» MATERIALS PROVIDED:
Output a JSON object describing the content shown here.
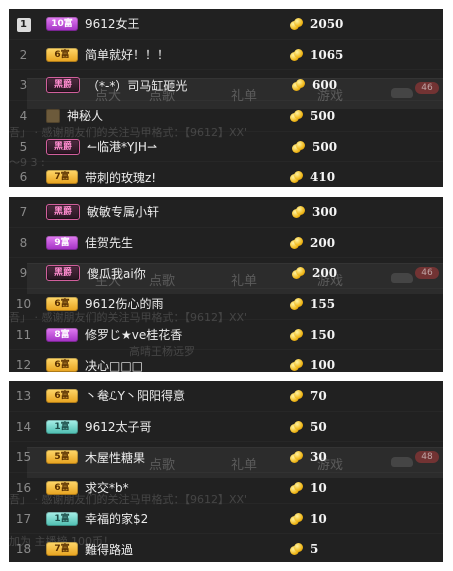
{
  "panels": [
    {
      "ghost": {
        "tabs": [
          "点歌",
          "礼单",
          "游戏"
        ],
        "tab_left": "点大",
        "count": "46",
        "line_1": "吾」  ·  感谢朋友们的关注马甲格式：【9612】XX'",
        "line_2": "～9 3 :"
      },
      "rows": [
        {
          "rank": "1",
          "badge": "10富",
          "badge_style": "purple",
          "name": "9612女王",
          "coins": "2050"
        },
        {
          "rank": "2",
          "badge": "6富",
          "badge_style": "gold",
          "name": "简单就好！！！",
          "coins": "1065"
        },
        {
          "rank": "3",
          "badge": "黑爵",
          "badge_style": "black",
          "name": "（*-*）司马缸砸光",
          "coins": "600"
        },
        {
          "rank": "4",
          "badge": "",
          "badge_style": "mystery",
          "name": "神秘人",
          "coins": "500"
        },
        {
          "rank": "5",
          "badge": "黑爵",
          "badge_style": "black",
          "name": "↼临港*YJH⇀",
          "coins": "500"
        },
        {
          "rank": "6",
          "badge": "7富",
          "badge_style": "gold",
          "name": "带刺的玫瑰z!",
          "coins": "410"
        }
      ]
    },
    {
      "ghost": {
        "tabs": [
          "点歌",
          "礼单",
          "游戏"
        ],
        "tab_left": "主大",
        "count": "46",
        "line_1": "吾」  ·  感谢朋友们的关注马甲格式：【9612】XX'",
        "line_2": "高晴王杨远罗"
      },
      "rows": [
        {
          "rank": "7",
          "badge": "黑爵",
          "badge_style": "black",
          "name": "敏敏专属小轩",
          "coins": "300"
        },
        {
          "rank": "8",
          "badge": "9富",
          "badge_style": "purple",
          "name": "佳贺先生",
          "coins": "200"
        },
        {
          "rank": "9",
          "badge": "黑爵",
          "badge_style": "black",
          "name": "傻瓜我ai你",
          "coins": "200"
        },
        {
          "rank": "10",
          "badge": "6富",
          "badge_style": "gold",
          "name": "9612伤心的雨",
          "coins": "155"
        },
        {
          "rank": "11",
          "badge": "8富",
          "badge_style": "purple",
          "name": "修罗じ★ve桂花香",
          "coins": "150"
        },
        {
          "rank": "12",
          "badge": "6富",
          "badge_style": "gold",
          "name": "决心□□□",
          "coins": "100"
        }
      ]
    },
    {
      "ghost": {
        "tabs": [
          "点歌",
          "礼单",
          "游戏"
        ],
        "tab_left": "",
        "count": "48",
        "line_1": "吾」  ·  感谢朋友们的关注马甲格式：【9612】XX'",
        "line_2": "加为  主播榜 100币！"
      },
      "rows": [
        {
          "rank": "13",
          "badge": "6富",
          "badge_style": "gold",
          "name": "丶奙ℒY丶阳阳得意",
          "coins": "70"
        },
        {
          "rank": "14",
          "badge": "1富",
          "badge_style": "teal",
          "name": "9612太子哥",
          "coins": "50"
        },
        {
          "rank": "15",
          "badge": "5富",
          "badge_style": "gold",
          "name": "木屋性糖果",
          "coins": "30"
        },
        {
          "rank": "16",
          "badge": "6富",
          "badge_style": "gold",
          "name": "求交*b*",
          "coins": "10"
        },
        {
          "rank": "17",
          "badge": "1富",
          "badge_style": "teal",
          "name": "幸福的家$2",
          "coins": "10"
        },
        {
          "rank": "18",
          "badge": "7富",
          "badge_style": "gold",
          "name": "難得路過",
          "coins": "5"
        }
      ]
    }
  ]
}
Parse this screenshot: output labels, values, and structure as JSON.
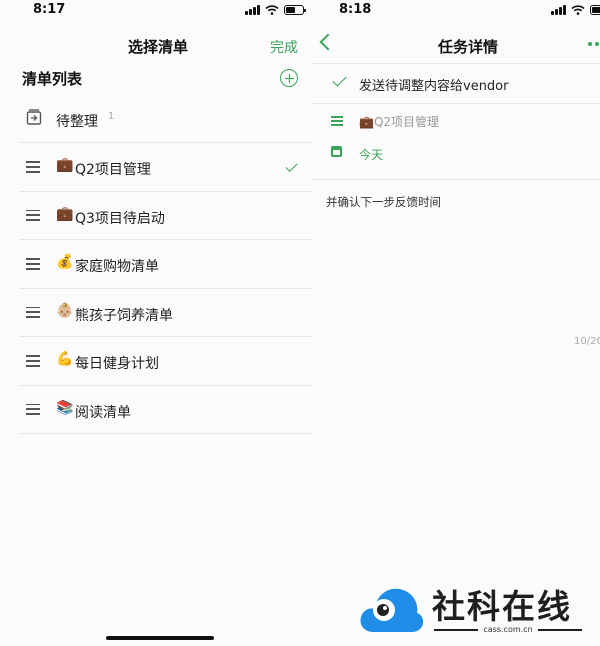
{
  "left_screen": {
    "status_time": "8:17",
    "nav_title": "选择清单",
    "done_label": "完成",
    "section_title": "清单列表",
    "inbox": {
      "label": "待整理",
      "count": "1"
    },
    "lists": [
      {
        "emoji": "💼",
        "label": "Q2项目管理",
        "checked": true
      },
      {
        "emoji": "💼",
        "label": "Q3项目待启动",
        "checked": false
      },
      {
        "emoji": "💰",
        "label": "家庭购物清单",
        "checked": false
      },
      {
        "emoji": "👶🏼",
        "label": "熊孩子饲养清单",
        "checked": false
      },
      {
        "emoji": "💪",
        "label": "每日健身计划",
        "checked": false
      },
      {
        "emoji": "📚",
        "label": "阅读清单",
        "checked": false
      }
    ]
  },
  "right_screen": {
    "status_time": "8:18",
    "nav_title": "任务详情",
    "task_title": "发送待调整内容给vendor",
    "task_list": "💼Q2项目管理",
    "task_date": "今天",
    "task_note": "并确认下一步反馈时间",
    "date_stamp": "10/20"
  },
  "watermark": {
    "text": "社科在线",
    "subtext": "cass.com.cn"
  },
  "colors": {
    "accent": "#3aa55a",
    "text": "#222222",
    "muted": "#999999"
  },
  "icons": [
    "signal-icon",
    "wifi-icon",
    "battery-icon",
    "add-icon",
    "inbox-icon",
    "hamburger-icon",
    "checkmark-icon",
    "back-icon",
    "more-icon",
    "list-icon",
    "calendar-icon"
  ]
}
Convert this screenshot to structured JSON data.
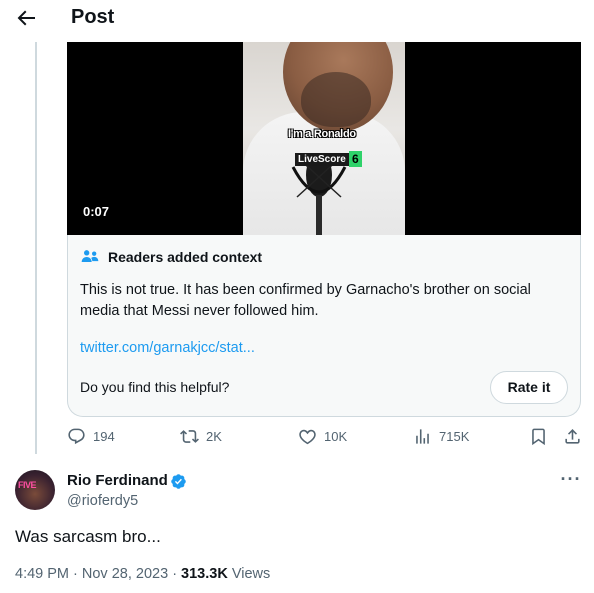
{
  "header": {
    "title": "Post",
    "back_icon": "arrow-left-icon"
  },
  "video": {
    "duration": "0:07",
    "caption": "I'm a Ronaldo",
    "watermark_text": "LiveScore",
    "watermark_mark": "6"
  },
  "context_note": {
    "title": "Readers added context",
    "icon": "people-icon",
    "body": "This is not true. It has been confirmed by Garnacho's brother on social media that Messi never followed him.",
    "link": "twitter.com/garnakjcc/stat...",
    "question": "Do you find this helpful?",
    "rate_label": "Rate it"
  },
  "actions": {
    "replies": "194",
    "reposts": "2K",
    "likes": "10K",
    "views": "715K"
  },
  "reply": {
    "author_name": "Rio Ferdinand",
    "author_handle": "@rioferdy5",
    "avatar_text": "FIVE",
    "text": "Was sarcasm bro...",
    "time": "4:49 PM",
    "date": "Nov 28, 2023",
    "views_count": "313.3K",
    "views_label": "Views"
  },
  "colors": {
    "accent": "#1d9bf0",
    "text": "#0f1419",
    "muted": "#536471",
    "border": "#cfd9de"
  }
}
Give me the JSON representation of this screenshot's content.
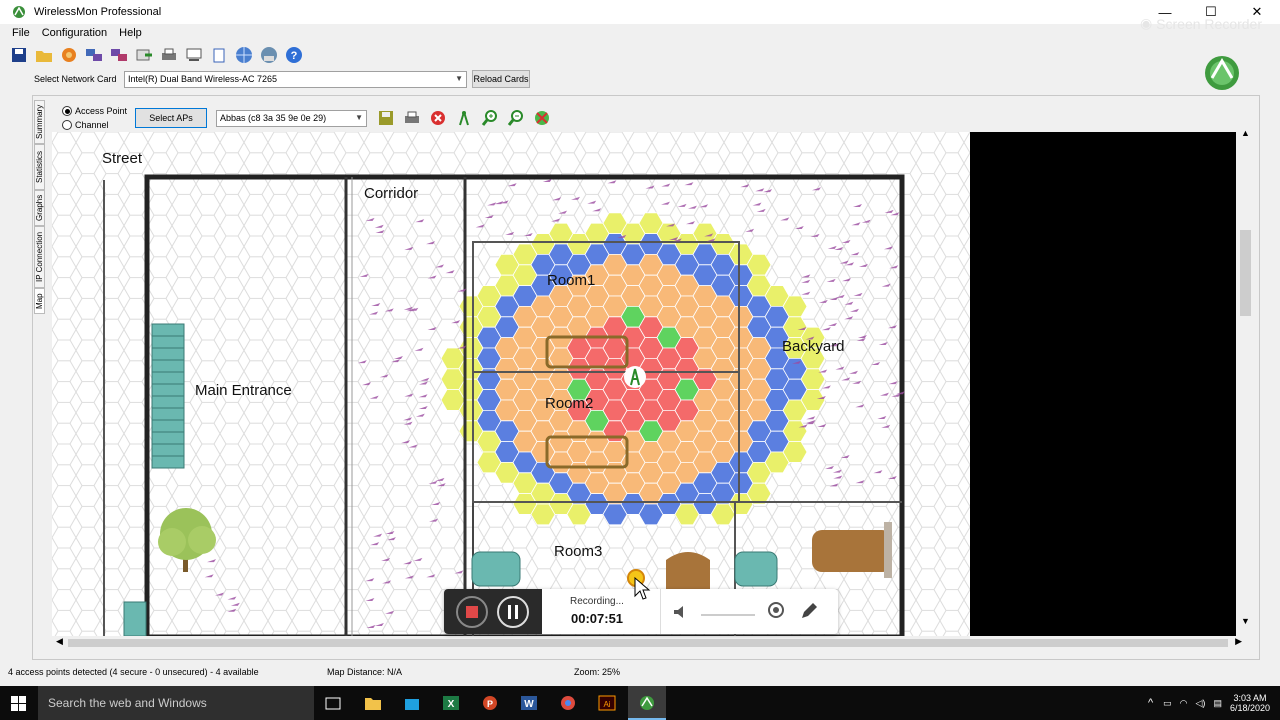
{
  "window": {
    "title": "WirelessMon Professional",
    "minimize": "—",
    "maximize": "☐",
    "close": "✕"
  },
  "watermark": "Screen Recorder",
  "menu": [
    "File",
    "Configuration",
    "Help"
  ],
  "toolbar_icons": [
    "save-icon",
    "open-folder-icon",
    "record-icon",
    "network-icon",
    "network-alt-icon",
    "export-icon",
    "print-icon",
    "monitor-icon",
    "clipboard-icon",
    "globe-icon",
    "web-icon",
    "help-icon"
  ],
  "network": {
    "label": "Select Network Card",
    "value": "Intel(R) Dual Band Wireless-AC 7265",
    "reload": "Reload Cards"
  },
  "vtabs": [
    "Summary",
    "Statistics",
    "Graphs",
    "IP Connection",
    "Map"
  ],
  "map_toolbar": {
    "radio_access_point": "Access Point",
    "radio_channel": "Channel",
    "selected": "Access Point",
    "select_aps": "Select APs",
    "ap_value": "Abbas (c8 3a 35 9e 0e 29)"
  },
  "map": {
    "street": "Street",
    "corridor": "Corridor",
    "room1": "Room1",
    "room2": "Room2",
    "room3": "Room3",
    "backyard": "Backyard",
    "main_entrance": "Main Entrance"
  },
  "status": {
    "aps": "4 access points detected (4 secure - 0 unsecured) - 4 available",
    "distance": "Map Distance: N/A",
    "zoom": "Zoom: 25%"
  },
  "recording": {
    "label": "Recording...",
    "time": "00:07:51"
  },
  "taskbar": {
    "search": "Search the web and Windows",
    "time": "3:03 AM",
    "date": "6/18/2020"
  },
  "colors": {
    "strong": "#f46a6a",
    "good": "#5fd35f",
    "fair": "#f8b978",
    "weak": "#5b7fe0",
    "poor": "#e9f06a"
  }
}
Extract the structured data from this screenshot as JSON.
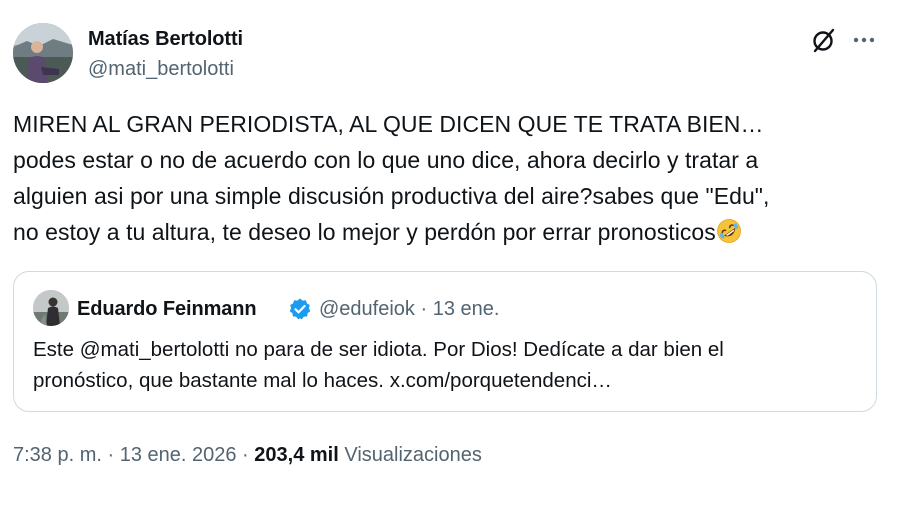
{
  "tweet": {
    "author_name": "Matías Bertolotti",
    "author_handle": "@mati_bertolotti",
    "text_lines": [
      "MIREN AL GRAN PERIODISTA, AL QUE DICEN QUE TE TRATA BIEN…",
      "podes estar o no de acuerdo con lo que uno dice, ahora decirlo y tratar a",
      "alguien asi por una simple discusión productiva del aire?sabes que \"Edu\",",
      "no estoy a tu altura, te deseo lo mejor y perdón por errar pronosticos"
    ],
    "emoji": "rolling-on-floor-laughing-emoji",
    "icons": {
      "grok": "grok-icon",
      "more": "more-options-icon"
    }
  },
  "quoted": {
    "author_name": "Eduardo Feinmann",
    "verified": true,
    "verified_icon": "verified-badge-icon",
    "verified_color": "#1d9bf0",
    "meta": "@edufeiok · 13 ene.",
    "text_lines": [
      "Este @mati_bertolotti no para de ser idiota. Por Dios!  Dedícate a dar bien el",
      "pronóstico, que bastante mal lo haces. x.com/porquetendenci…"
    ]
  },
  "footer": {
    "time_date": "7:38 p. m. · 13 ene. 2026 · ",
    "views_count": "203,4 mil",
    "views_label": "Visualizaciones"
  },
  "colors": {
    "text": "#0f1419",
    "secondary": "#536471",
    "border": "#cfd9de"
  }
}
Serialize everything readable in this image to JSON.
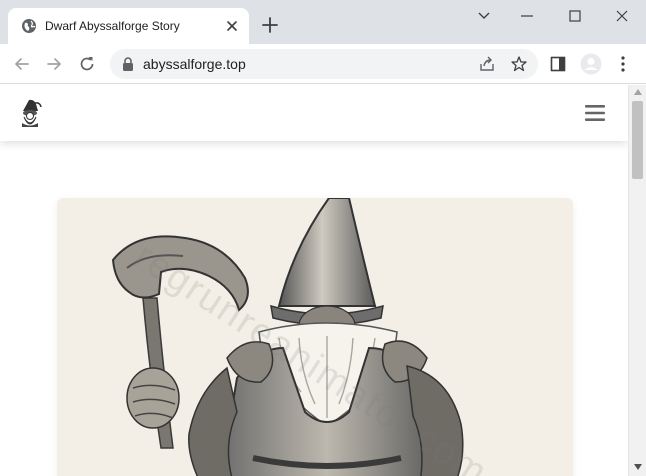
{
  "browser": {
    "tab": {
      "title": "Dwarf Abyssalforge Story",
      "favicon": "globe-icon"
    },
    "address_bar": {
      "url": "abyssalforge.top"
    }
  },
  "site": {
    "logo": "gnome-logo-icon",
    "watermark": "regrunreanimator.com",
    "hero_image": "gnome-with-axe-sketch"
  },
  "colors": {
    "tabstrip": "#dee1e6",
    "omnibox": "#f1f3f4",
    "hero_bg": "#f3efe6"
  }
}
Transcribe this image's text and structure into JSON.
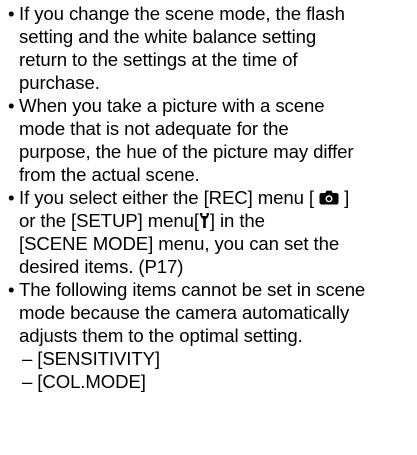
{
  "bullets": [
    {
      "lines": [
        "If you change the scene mode, the flash",
        "setting and the white balance setting",
        "return to the settings at the time of",
        "purchase."
      ]
    },
    {
      "lines": [
        "When you take a picture with a scene",
        "mode that is not adequate for the",
        "purpose, the hue of the picture may differ",
        "from the actual scene."
      ]
    },
    {
      "line1_before": "If you select either the [REC] menu [",
      "line1_after": "]",
      "line2_before": "or the [SETUP] menu[",
      "line2_after": "] in the",
      "line3": "[SCENE MODE] menu, you can set the",
      "line4": "desired items. (P17)",
      "rec_icon": "camera-icon",
      "setup_icon": "wrench-icon"
    },
    {
      "lines": [
        "The following items cannot be set in scene",
        "mode because the camera automatically",
        "adjusts them to the optimal setting."
      ],
      "sub_items": [
        "– [SENSITIVITY]",
        "– [COL.MODE]"
      ]
    }
  ]
}
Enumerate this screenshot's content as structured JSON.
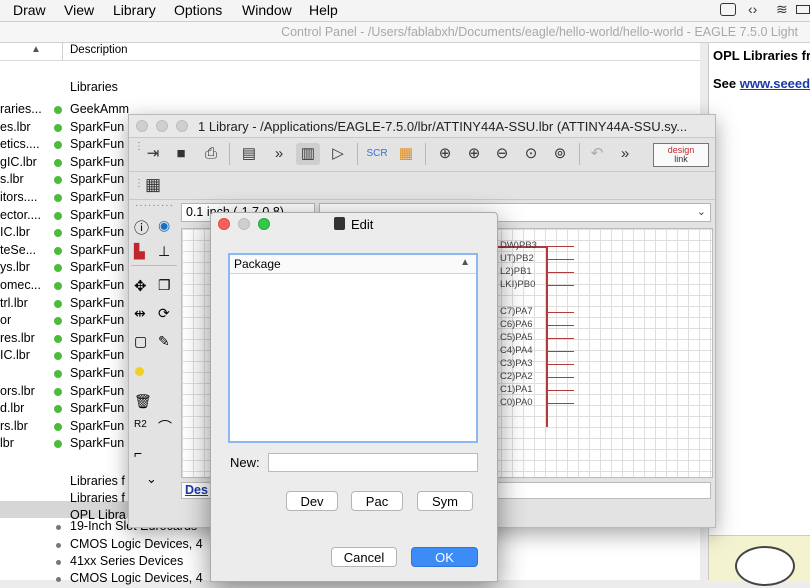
{
  "menubar": {
    "items": [
      "Draw",
      "View",
      "Library",
      "Options",
      "Window",
      "Help"
    ]
  },
  "control_panel": {
    "title": "Control Panel - /Users/fablabxh/Documents/eagle/hello-world/hello-world - EAGLE 7.5.0 Light",
    "column_header": "Description",
    "libraries_heading": "Libraries",
    "left_items": [
      "raries...",
      "es.lbr",
      "etics....",
      "gIC.lbr",
      "s.lbr",
      "itors....",
      "ector....",
      "IC.lbr",
      "teSe...",
      "ys.lbr",
      "omec...",
      "trl.lbr",
      "or",
      "res.lbr",
      "IC.lbr",
      "",
      "ors.lbr",
      "d.lbr",
      "rs.lbr",
      "lbr"
    ],
    "descriptions": [
      "GeekAmm",
      "SparkFun",
      "SparkFun",
      "SparkFun",
      "SparkFun",
      "SparkFun",
      "SparkFun",
      "SparkFun",
      "SparkFun",
      "SparkFun",
      "SparkFun",
      "SparkFun",
      "SparkFun",
      "SparkFun",
      "SparkFun",
      "SparkFun",
      "SparkFun",
      "SparkFun",
      "SparkFun",
      "SparkFun"
    ],
    "extra_rows": [
      "Libraries f",
      "Libraries f",
      "OPL Libra"
    ],
    "bullet_rows": [
      "19-Inch Slot Eurocards",
      "CMOS Logic Devices, 4",
      "41xx Series Devices",
      "CMOS Logic Devices, 4"
    ]
  },
  "right_panel": {
    "heading": "OPL Libraries fr",
    "see_label": "See ",
    "link": "www.seeed"
  },
  "library_window": {
    "title": "1 Library - /Applications/EAGLE-7.5.0/lbr/ATTINY44A-SSU.lbr (ATTINY44A-SSU.sy...",
    "coordinate": "0.1 inch (-1.7 0.8)",
    "design_link_line1": "design",
    "design_link_line2": "link",
    "status_link": "Des",
    "pins": [
      "DW)PB3",
      "UT)PB2",
      "L2)PB1",
      "LKI)PB0",
      "C7)PA7",
      "C6)PA6",
      "C5)PA5",
      "C4)PA4",
      "C3)PA3",
      "C2)PA2",
      "C1)PA1",
      "C0)PA0"
    ]
  },
  "edit_dialog": {
    "title": "Edit",
    "list_header": "Package",
    "new_label": "New:",
    "new_value": "",
    "dev_button": "Dev",
    "pac_button": "Pac",
    "sym_button": "Sym",
    "cancel_button": "Cancel",
    "ok_button": "OK"
  },
  "colors": {
    "accent_blue": "#3d8bf4",
    "green_dot": "#4cbc3a",
    "pin_red": "#b23a3a",
    "link_blue": "#1a3aa8"
  }
}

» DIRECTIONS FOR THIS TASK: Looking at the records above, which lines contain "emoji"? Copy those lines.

» SOLUTION FOR THIS PROBLEM:
        "emoji": "💼",
        "emoji": "💼",
        "emoji": "💰",
        "emoji": "👶🏼",
        "emoji": "💪",
        "emoji": "📚",
    "emoji": "rolling-on-floor-laughing-emoji",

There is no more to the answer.